>>>

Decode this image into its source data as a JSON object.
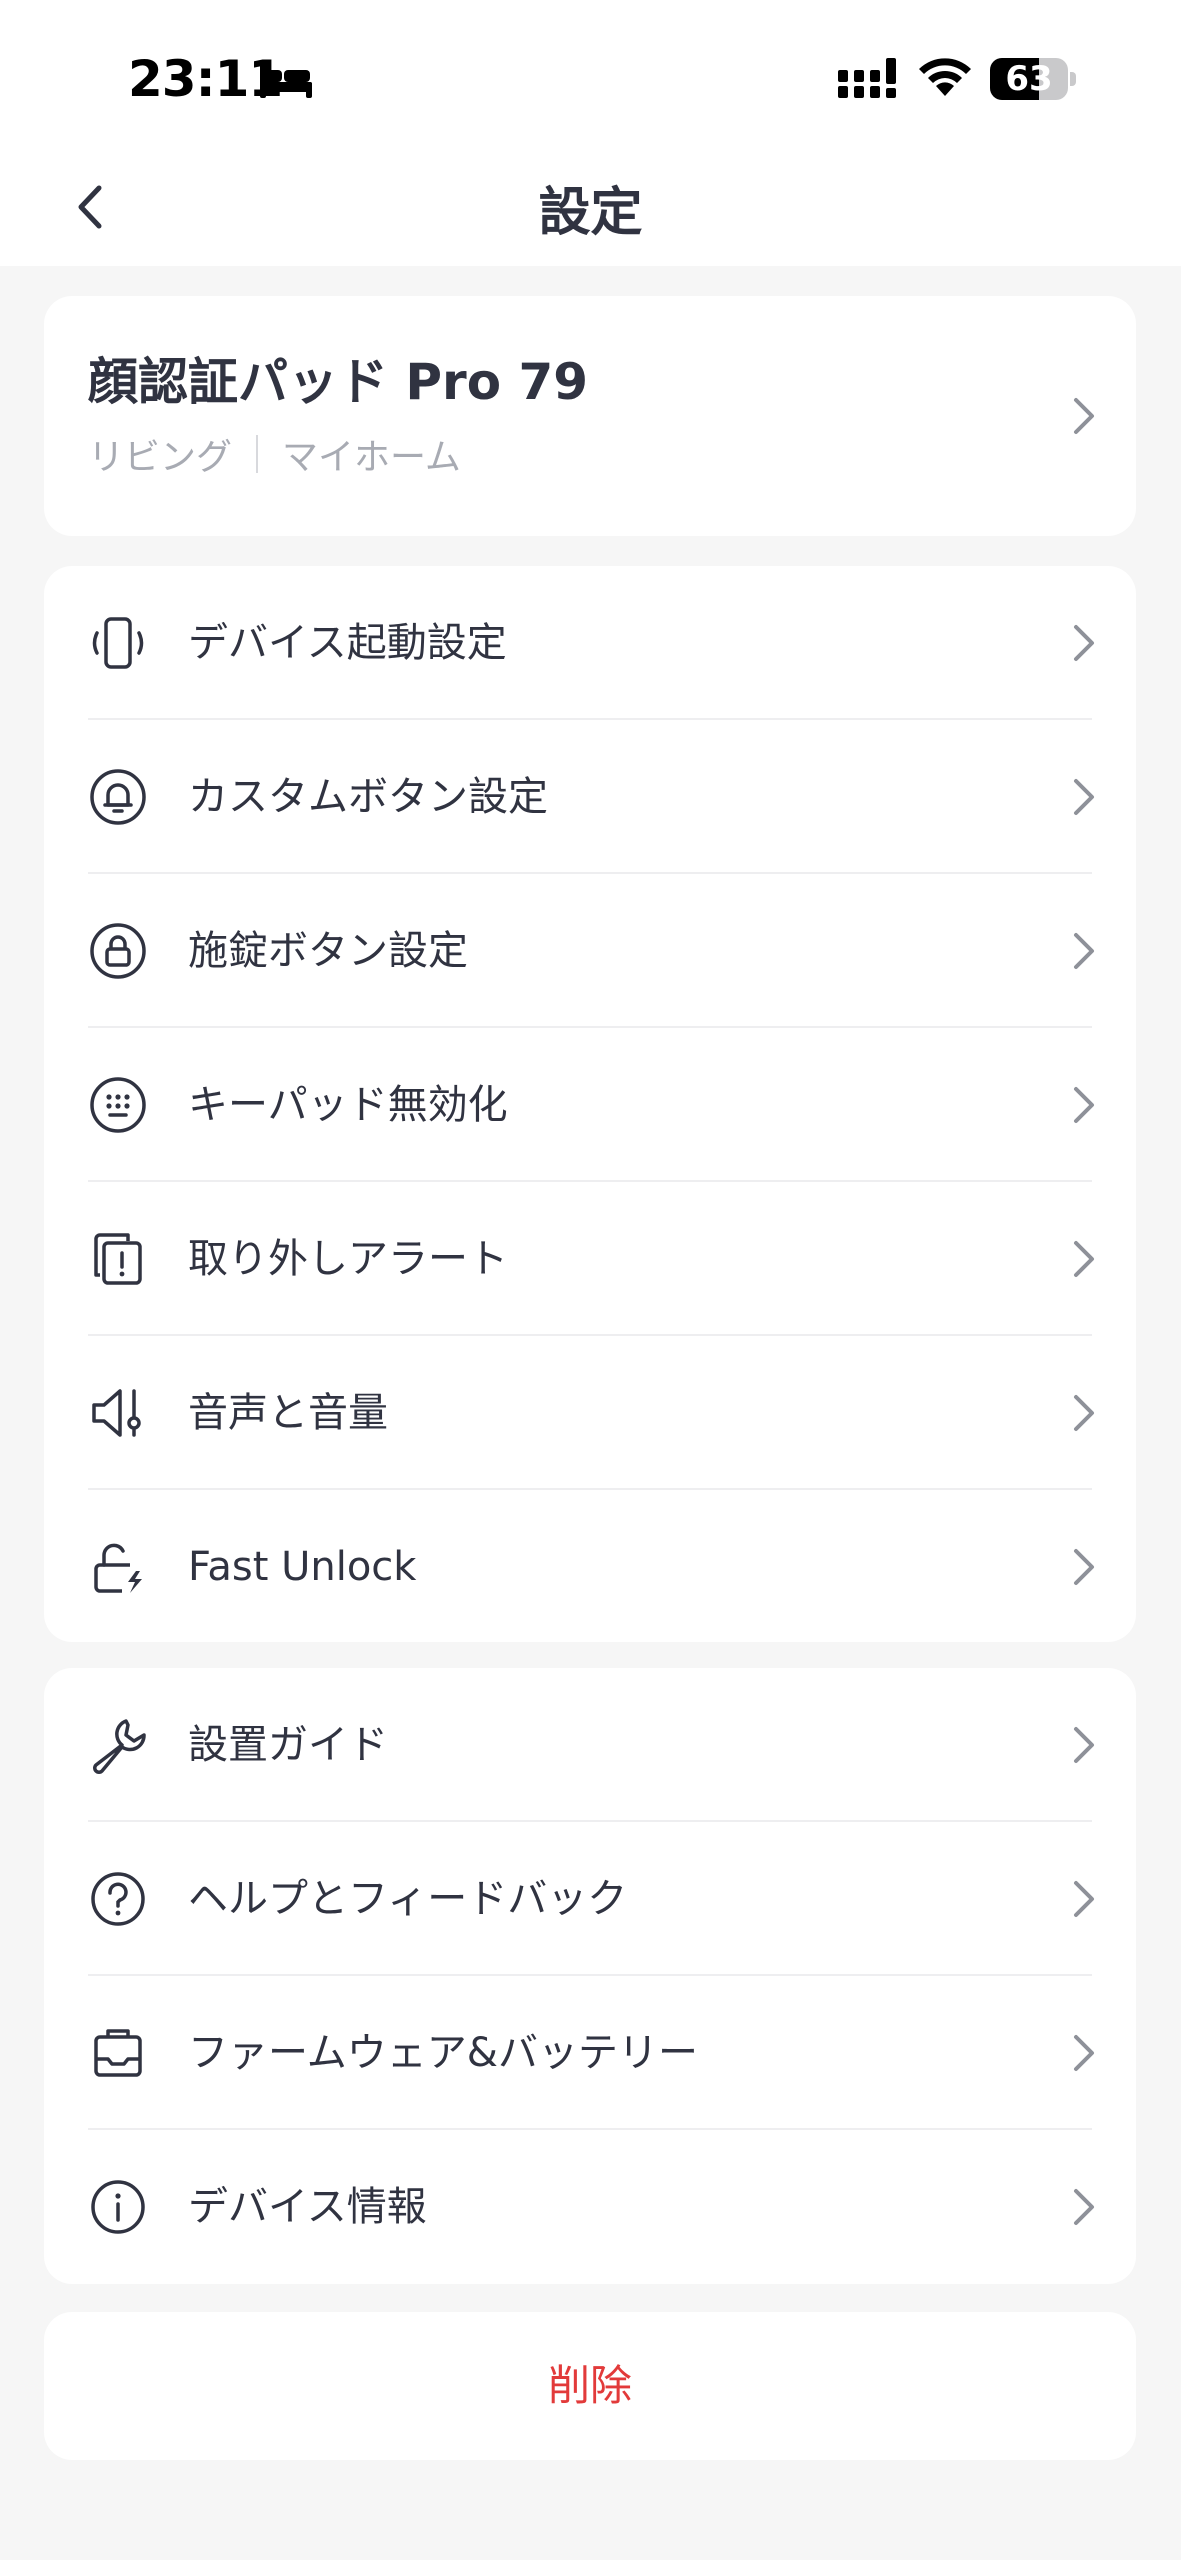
{
  "status_bar": {
    "time": "23:11",
    "battery": "63",
    "battery_level": 0.63
  },
  "header": {
    "title": "設定"
  },
  "device": {
    "name": "顔認証パッド Pro 79",
    "room": "リビング",
    "home": "マイホーム"
  },
  "settings_group_1": [
    {
      "label": "デバイス起動設定",
      "icon": "vibrate-icon"
    },
    {
      "label": "カスタムボタン設定",
      "icon": "bell-icon"
    },
    {
      "label": "施錠ボタン設定",
      "icon": "lock-icon"
    },
    {
      "label": "キーパッド無効化",
      "icon": "keypad-icon"
    },
    {
      "label": "取り外しアラート",
      "icon": "detach-alert-icon"
    },
    {
      "label": "音声と音量",
      "icon": "speaker-icon"
    },
    {
      "label": "Fast Unlock",
      "icon": "fast-unlock-icon"
    }
  ],
  "settings_group_2": [
    {
      "label": "設置ガイド",
      "icon": "wrench-icon"
    },
    {
      "label": "ヘルプとフィードバック",
      "icon": "help-icon"
    },
    {
      "label": "ファームウェア&バッテリー",
      "icon": "firmware-icon"
    },
    {
      "label": "デバイス情報",
      "icon": "info-icon"
    }
  ],
  "delete_label": "削除",
  "colors": {
    "text": "#303341",
    "subtext": "#a8abb3",
    "danger": "#e23a3a",
    "background": "#f6f6f6"
  }
}
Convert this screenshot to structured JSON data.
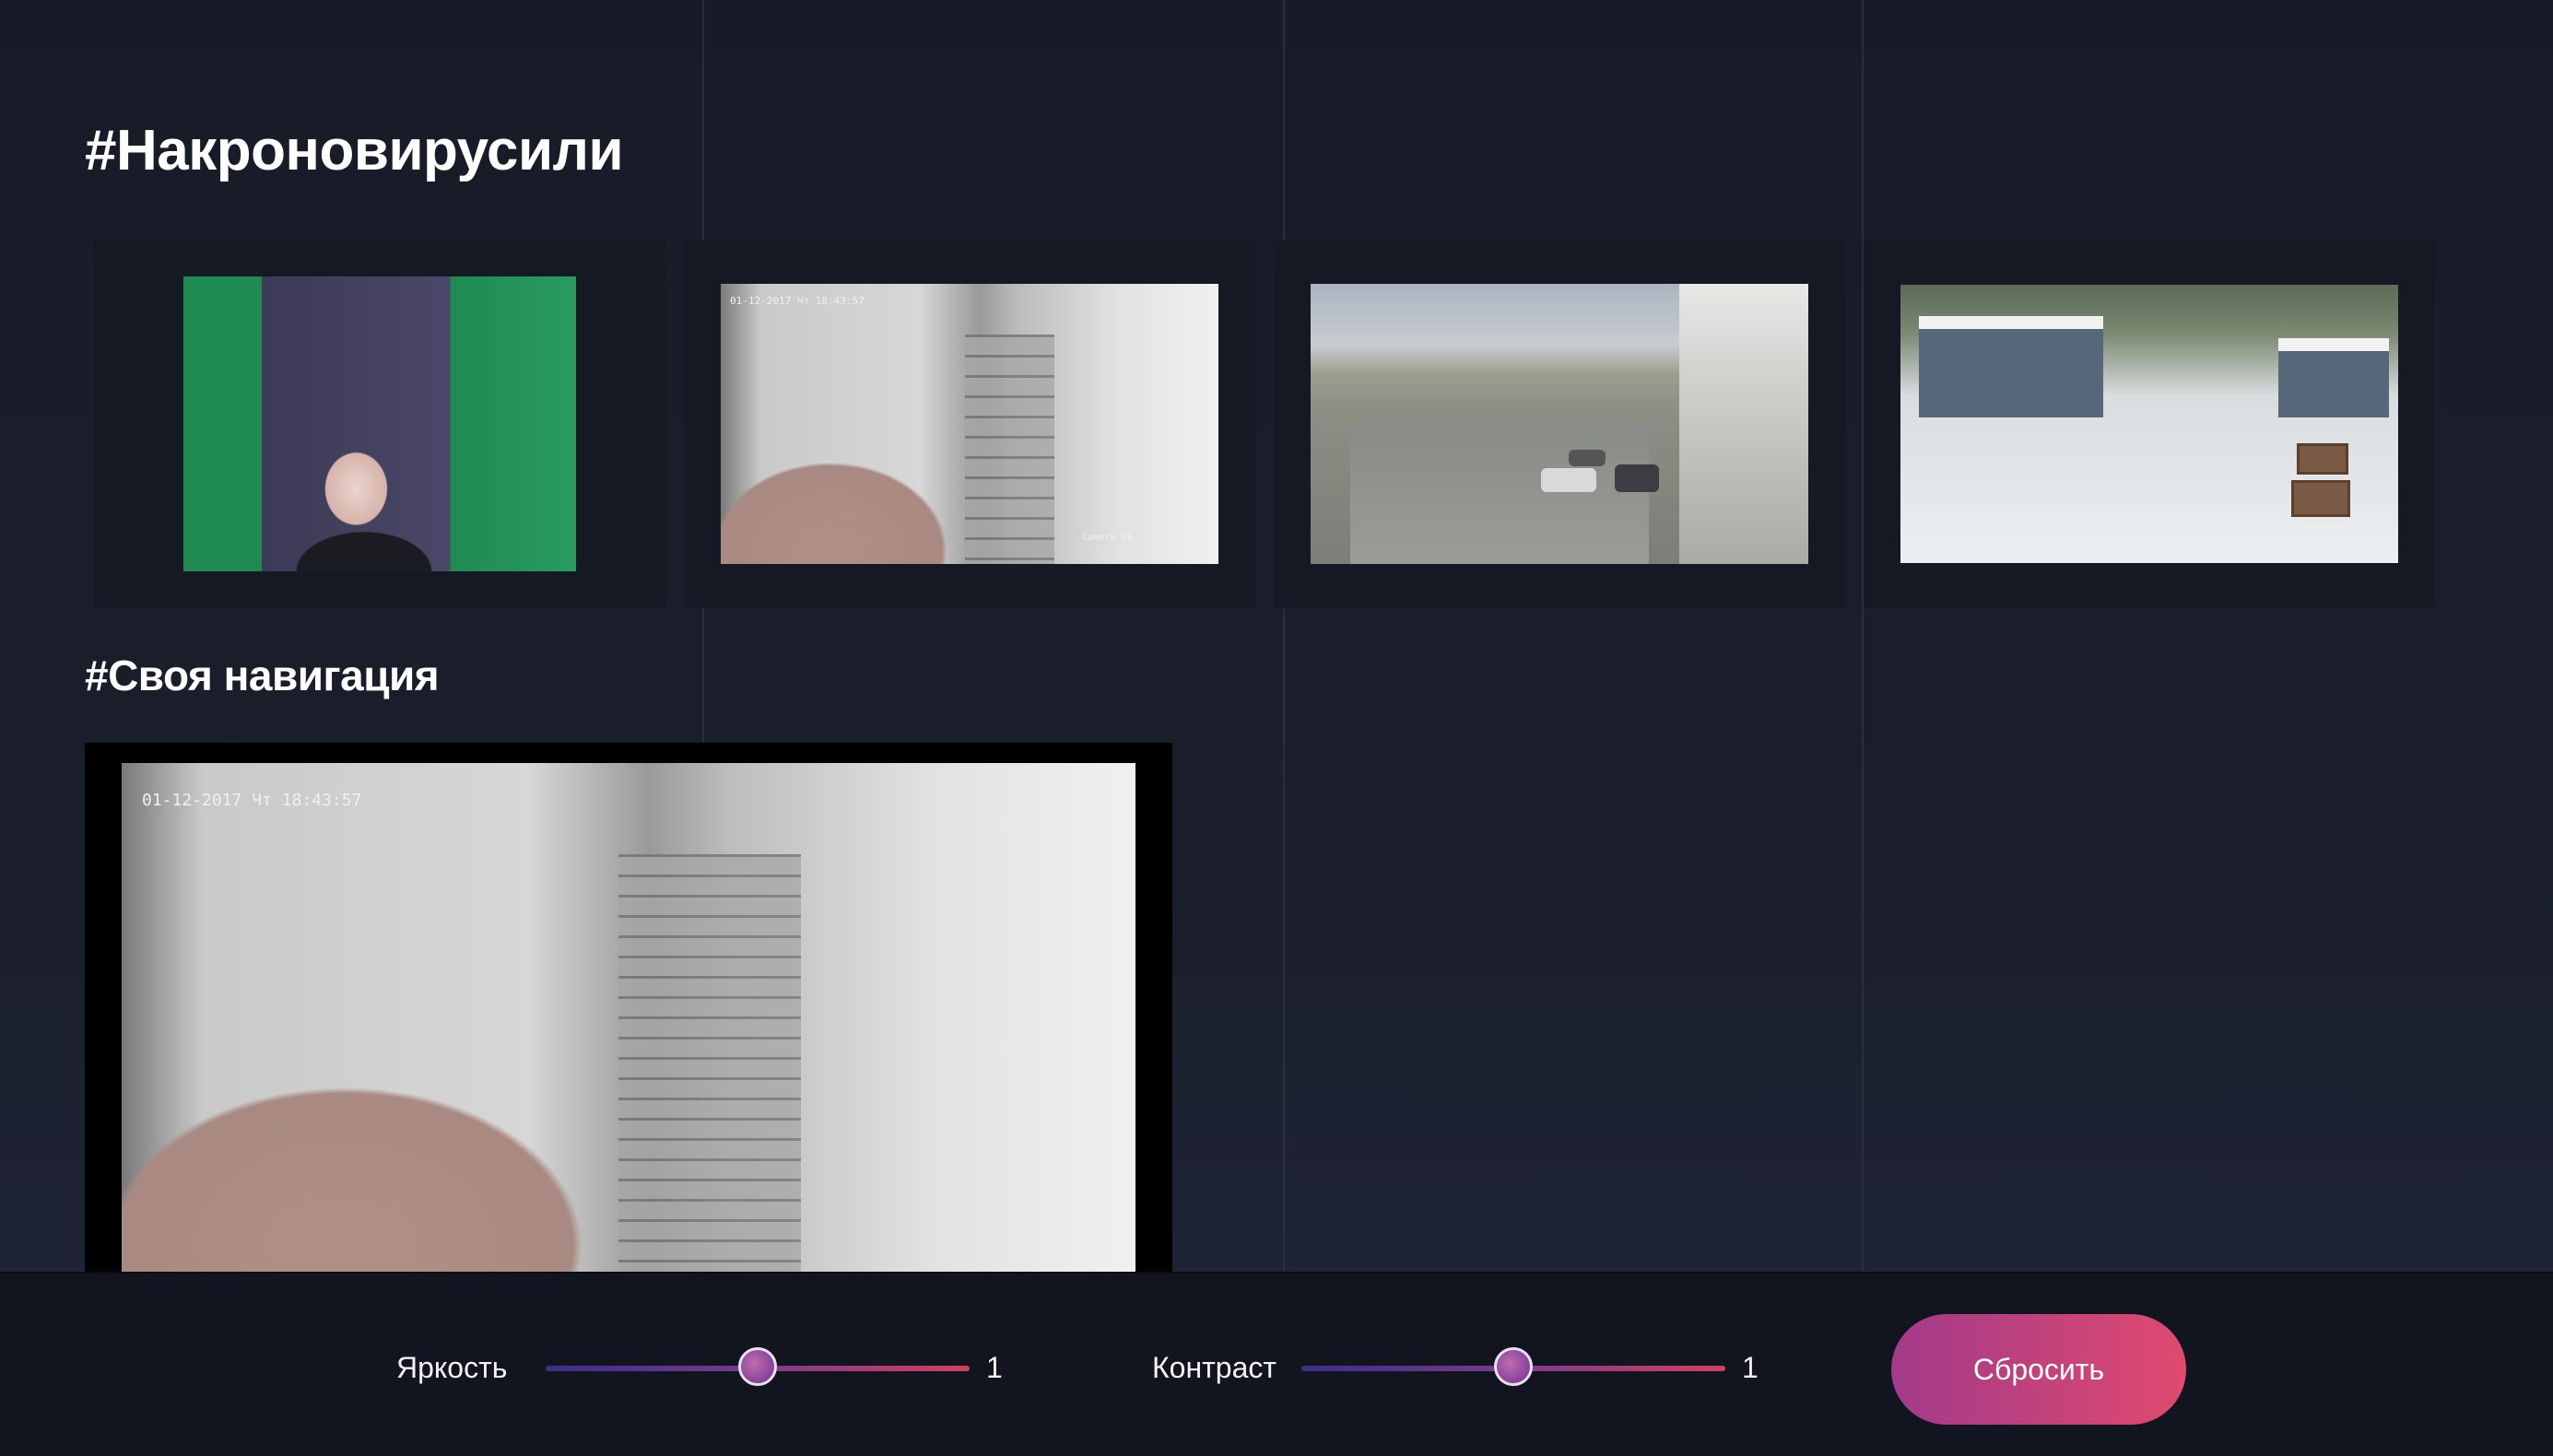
{
  "headings": {
    "cameras": "#Накроновирусили",
    "navigation": "#Своя навигация"
  },
  "feeds": {
    "timestamp_small": "01-12-2017 Чт 18:43:57",
    "camera_label": "Camera 01",
    "timestamp_large": "01-12-2017 Чт 18:43:57"
  },
  "controls": {
    "brightness_label": "Яркость",
    "brightness_value": "1",
    "brightness_level": 0.5,
    "contrast_label": "Контраст",
    "contrast_value": "1",
    "contrast_level": 0.5,
    "reset_label": "Сбросить"
  },
  "colors": {
    "background": "#1b1f2c",
    "tile": "#151924",
    "controlbar": "#121520",
    "accent_start": "#a23a8a",
    "accent_end": "#e04a6e"
  }
}
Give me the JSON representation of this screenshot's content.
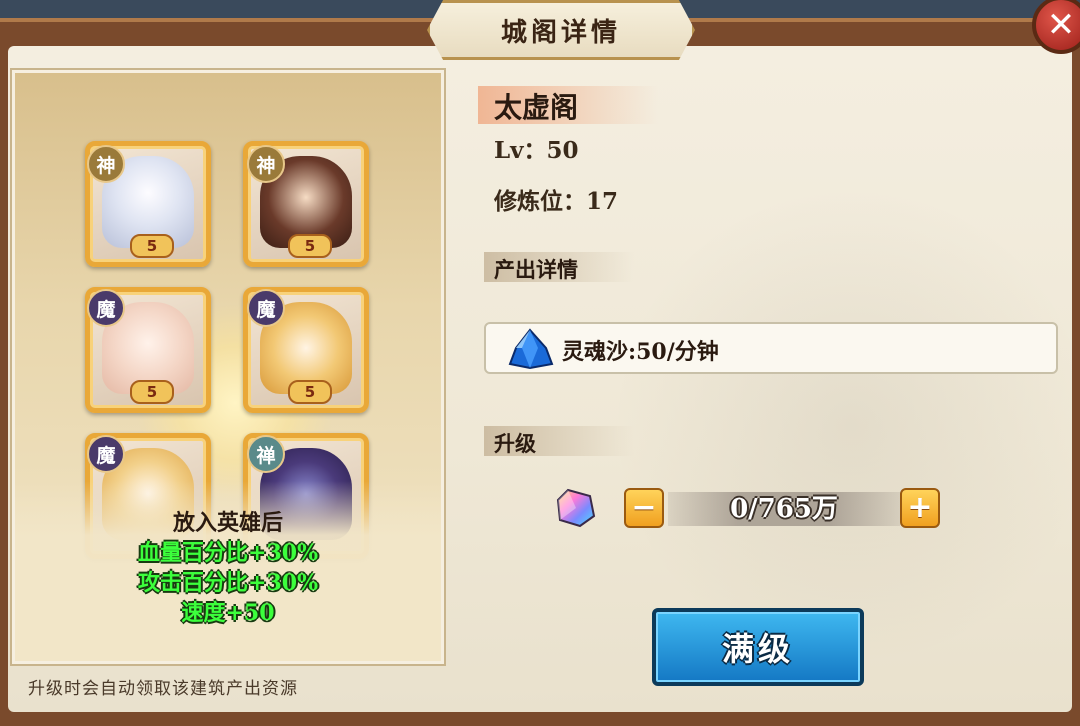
{
  "dialog": {
    "title": "城阁详情",
    "close_label": "✕"
  },
  "heroes": {
    "slots": [
      {
        "badge": "神",
        "stars": "5"
      },
      {
        "badge": "神",
        "stars": "5"
      },
      {
        "badge": "魔",
        "stars": "5"
      },
      {
        "badge": "魔",
        "stars": "5"
      },
      {
        "badge": "魔",
        "stars": ""
      },
      {
        "badge": "禅",
        "stars": ""
      }
    ],
    "bonus_title": "放入英雄后",
    "bonus_lines": [
      "血量百分比+30%",
      "攻击百分比+30%",
      "速度+50"
    ]
  },
  "footnote": "升级时会自动领取该建筑产出资源",
  "building": {
    "name": "太虚阁",
    "level": "Lv：50",
    "cultivation_slots": "修炼位：17"
  },
  "output": {
    "section_label": "产出详情",
    "resource_text": "灵魂沙:50/分钟",
    "resource_icon": "blue-crystal-icon"
  },
  "upgrade": {
    "section_label": "升级",
    "amount": "0/765万",
    "minus_label": "−",
    "plus_label": "+",
    "max_button_label": "满级"
  }
}
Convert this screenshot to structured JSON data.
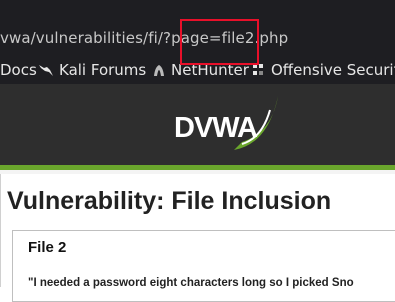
{
  "address_bar": {
    "url_text": "vwa/vulnerabilities/fi/?page=file2.php",
    "highlight_color": "#e8102a"
  },
  "bookmarks": {
    "items": [
      {
        "label": "Docs",
        "icon": "none"
      },
      {
        "label": "Kali Forums",
        "icon": "kali-dragon-icon"
      },
      {
        "label": "NetHunter",
        "icon": "nethunter-icon"
      },
      {
        "label": "Offensive Security",
        "icon": "offsec-icon"
      }
    ]
  },
  "header": {
    "logo_text": "DVWA",
    "accent_color": "#6aa62c"
  },
  "main": {
    "title": "Vulnerability: File Inclusion",
    "box": {
      "heading": "File 2",
      "quote": "\"I needed a password eight characters long so I picked Sno"
    }
  }
}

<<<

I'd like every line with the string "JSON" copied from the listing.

* RESPONSE BELOW *
Decode this image into its source data as a JSON object.
Convert this screenshot to structured JSON data.
Give me the JSON representation of this screenshot's content.
Convert this screenshot to structured JSON data.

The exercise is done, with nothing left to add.